Disease control is a major drag on aquaculture and one which antibiotics can only relieve in the short term, due to the rise of resistant strains. Probiotics are a promising alternative. They alter the host’s gut microbiota, improving health and fitness. Probiotic-enhanced gut communities can improve pathogen exclusion, normal gut development, nutrition and immune function.
At present, the favoured strategy is to use probiotics containing lactic acid and Bacillus bacteria, because we assume they are the best choice because they dominate terrestrial mammal guts.
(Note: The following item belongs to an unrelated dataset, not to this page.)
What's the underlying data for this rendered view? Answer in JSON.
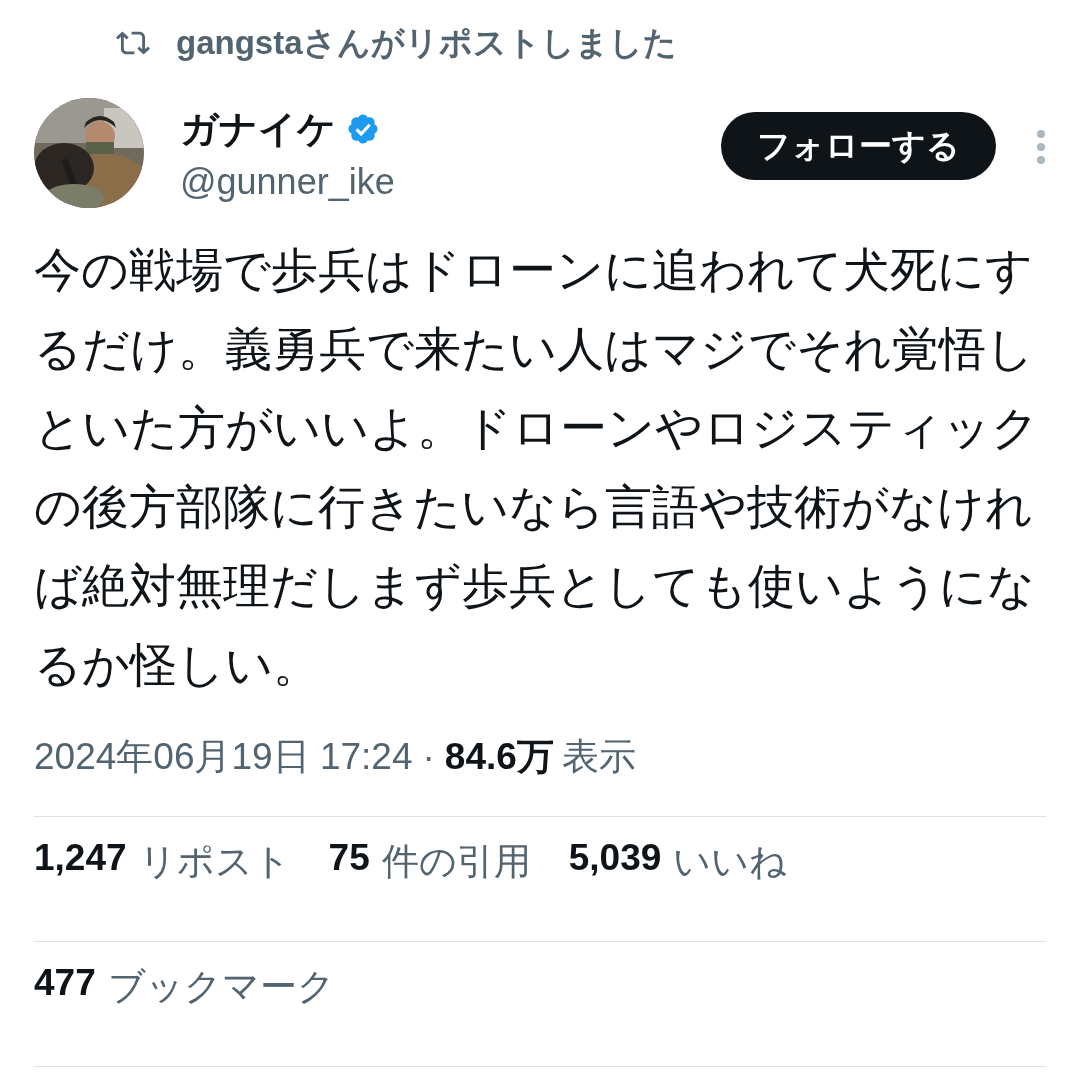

The extremely obvious problem with supplementing fish with these bacteria is reflected in the literature; the majority of studies have failed to demonstrate any fish health benefits from terrestrial lactic acid bacteria probiotics.
More modern research indicates that host species is a stronger determinant of gut community composition than the outside environment is. However, this body of information is very limited as nobody has bothered characterising the typical gut microbe communities of common aquaculture fish species.
Ictalurus punctatus (channel catfish), Micropterus salmoides (largemouth bass) and Leponis macrochirus (bluegill panfish) are the top aquaculture fish species in the USA, none of which have had their gut microbiota characterised. This study aimed to fill this information void, to provide a starting point for future probiotic design for these species.
After euthanization, all fish had the lower third of their intestines aseptically removed and the contents squeezed into a tube. These samples were then ran through pyrosequencing and 454 sequencing to determine community composition.
Most studies like this have used only 1 fish species. Multiple species comparison revealed a high specificity of association between host and microbial community, since all fish were from the same environment. M. salmoides is carnivorous, I. punctatus is carnivorous above a certain size and L. macrochirus is omnivorous. Though stomach contents were not analysed, gut community differences are likely due to diet.
Gut microbe diversity typically increases from carnivore to omnivore to herbivore, but this trend was not shown in these species. This may be because all species could have had similar diets, but without stomach content data this cannot be confirmed. The similarity between gut communities seems to suggest that diet should have been recorded.
The phylum Fusobacterium dominated the gut communities of all 3 species, with Proteobacteria in second place. Fusobacteria are anaerobic, gram-negative bacilli who produce butyrate by fermenting carbohydrates found in epithelial tissues. This short chain fatty acid can benefit the host by acting as the main energy source for gastrointestinal cells, aiding mucus production and immune functions. Butyrate is not expected to be prevalent in carnivore guts, given the low carbohydrate content of their diets. Butyrate has been shown to inhibit some freshwater pathogens and is used as a fish feed additive. However, as a supplement it has not been proven as beneficial to fish health. Perhaps Fusobacterium supplementation would be better, possibly by providing more appropriate doses or molecular forms of butyrate.
Over 70% of sequences were related to Cetobacterium somerae in all three species. C. somerae is an obscure, microaerotolerant fermentation bacteria found in many herbivorous fish. Though it can produce vitamin B12 and inhibit the growth of other strains, it has not been investigated as a potential probiotic microbe. The most abundant gut microbes found by this study seem like good candidates for improving fish health, providing a strong case for further characterisation of other commercially important species’ gut microbiotas.
Larsen, A. M., Mohammed, H. H., & Arias, C. R. (2014). Characterization of the gut microbiota of three commercially valuable warmwater fish species. Journal of applied microbiology.